Jean-Luc Godard has had a tendency to be combative and obscure. He’s a lot calmer and steadier in his latest feature, Notre musique, opening this week at the Music Box. He’s also been making an effort to express his intentions clearly and simply in interviews, including those with the mainstream American press. Yet some viewers will probably still feel excluded and puzzled by his methods as a filmmaker and his habits as a thinker, however beautiful and powerful the results.
Even if one can deal with Godard’s compulsive use of metaphor and abstraction and his Eurocentric perspective — all standard in much of his late work — there’s something morose and emotionally remote about this film. Around a sense of futility, a disenchantment with the world, he builds a kind of poetics that’s akin to some of the excesses associated with German romanticism. The issue isn’t whether such despair is warranted, but what one does with it.… Read more »
Perhaps the most delightful of Yasujiro Ozu’s late comedies (1959), this very loose remake of his earlier I Was Born, But . . . (1932) pivots around the rebellion of two brothers whose father refuses to buy a TV set. The layered compositions of the suburban topography are extraordinary, as are the intricate interweavings of the various characters and miniplots. The title is Japanese for “good morning,” and the film’s profound and gentle depiction of social exchanges extends to the farting games of schoolboys. The color photography is vibrant and exquisite. In Japanese with subtitles. 93 min. Sat 1/29, 3 PM, and Thu 2/3, 6 PM, Gene Siskel Film Center.… Read more »
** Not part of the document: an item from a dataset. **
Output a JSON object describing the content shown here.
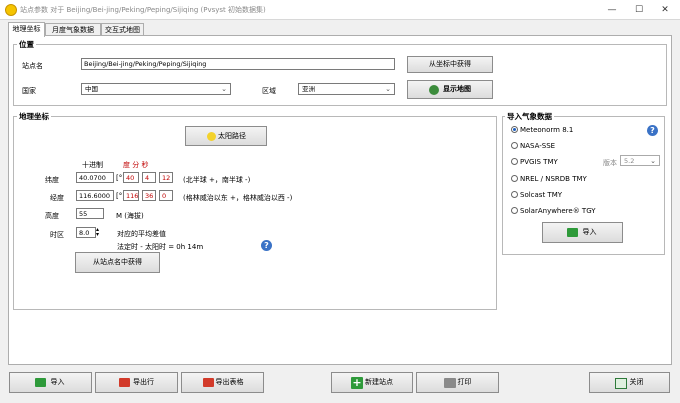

Jean-Luc Godard isn’t being as hard on his audience this time around, and it seems to have paid off: I’ve yet to encounter any hostile critical response to this feature, a mellow and meditative reflection on the ravages of war. Set in Sarajevo and structured in three parts after Dante’s Divine Comedy, this beautiful film centers on a young French-Jewish journalist based in Israel who’s attending the same literary conference as Godard. The wars it contemplates through a montage of documentary and archival footage include those waged in Algeria, Vietnam, Bosnia, and the Middle East; Native American victims also make an appearance in Sarajevo, alongside certain others. In French with subtitles. 80 min. (Reviewed this week in Section 1.) Music Box.… Read more »